The Blue Ridge Parkway holds the title of the nation’s longest rural parkway. Construction began in 1935 during the Depression but thanks in large part to the wild terrain, it was not until 52 years later that the entire length was fully connected in 1987. The design of the parkway was considered an engineering stroke of genius for its time, particularly the Linn Cove Viaduct that hugs the face of Grandfather Mountain, and is famous for its construction techniques. Along the parkway your see deeply forested mountains, old saw mills, spectacular rock formations, rivers, ridges and overlooks: Peaks of Otter, Roanoke Mountain, Mabry Mill, Grandfather Mountain, Glassmine Falls, Looking Glass Rock and Mount Pisgah are only a handful of the wondrous sights to be found along the way.
To ride all the good roads in this magical section of Appalachia would take two weeks, so plan to stay or plan to come back. Without a doubt, some of the best riding in the country is found in the Blue Ridge Mountains.
Places to visit
Wheels Through Time Museum is home to the world’s premier collection of rare American motorcycles, old-time transportation memorabilia and a fascinating assortment of one-off automobiles. The collection houses more than 350 rare machines, comprised of 25 makes including Excelsior, Henderson, Harley-Davidson, Indian and the famous Flying Merkel. Creative and unique displays capture the essence of hillclimbing, board track racing, dirt track competition and more within the 450,000-square-foot facility.

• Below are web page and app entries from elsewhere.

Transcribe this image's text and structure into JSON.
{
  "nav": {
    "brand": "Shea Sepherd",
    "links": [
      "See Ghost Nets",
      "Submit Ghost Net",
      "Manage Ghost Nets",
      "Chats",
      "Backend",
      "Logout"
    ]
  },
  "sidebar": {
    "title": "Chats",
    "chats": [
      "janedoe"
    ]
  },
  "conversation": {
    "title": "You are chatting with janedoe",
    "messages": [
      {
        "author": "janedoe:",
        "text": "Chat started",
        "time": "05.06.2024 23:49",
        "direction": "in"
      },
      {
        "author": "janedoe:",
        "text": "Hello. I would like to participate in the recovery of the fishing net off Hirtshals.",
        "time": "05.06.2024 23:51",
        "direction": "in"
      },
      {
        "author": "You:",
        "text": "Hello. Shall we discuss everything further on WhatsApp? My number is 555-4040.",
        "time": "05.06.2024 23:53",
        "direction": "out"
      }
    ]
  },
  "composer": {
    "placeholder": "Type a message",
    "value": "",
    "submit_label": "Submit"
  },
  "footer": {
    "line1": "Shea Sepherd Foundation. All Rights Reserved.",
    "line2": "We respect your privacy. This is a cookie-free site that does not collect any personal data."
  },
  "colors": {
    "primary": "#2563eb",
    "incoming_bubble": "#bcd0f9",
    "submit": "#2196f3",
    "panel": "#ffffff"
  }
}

The Blue Ridge Music Center, located near Galax, Virginia, celebrates the history and performance of old time mountain music of Virginia and North Carolina, and is largely concerned with local artists who best share this history. Each summer the Center offers a schedule of events related to a concert series. The Center has a state-of-the-art amphitheater and a 17,000-square-foot museum.
The Folk Art Center
Located near Asheville, SC, the Folk Art Center is the flagship facility of the Southern Highland Craft Guild. It offers sales and exhibits of traditional and contemporary arts and crafts of the Appalachian region, including many one-of-a-kind handmade items. The center houses three galleries, a library and Allanstand Craft Shop. Beginning in March each year, visitors can see live craft demonstrations daily.
Museum of North Carolina Minerals is open year round and highlights the area’s rich mineral resources and the mining heritage. Visitors will discover hands-on, interactive exhibits that explore the creation of the Blue Ridge Mountains and a wide variety of minerals. Mining exhibits at the museum include replicas of cooking bowls, tobacco pipes, and other implements made from soapstone quarried by Native American stone workers; evidence that virtually every silicon computer chip in the world owes its existence, at least in part, to ultra-pure quartz from the Spruce Pine Mining District; oral histories of miner’s first-hand experiences.
Blue Ridge Mountains: Journey of Legend
Photography courtesy of Honda Financial Services.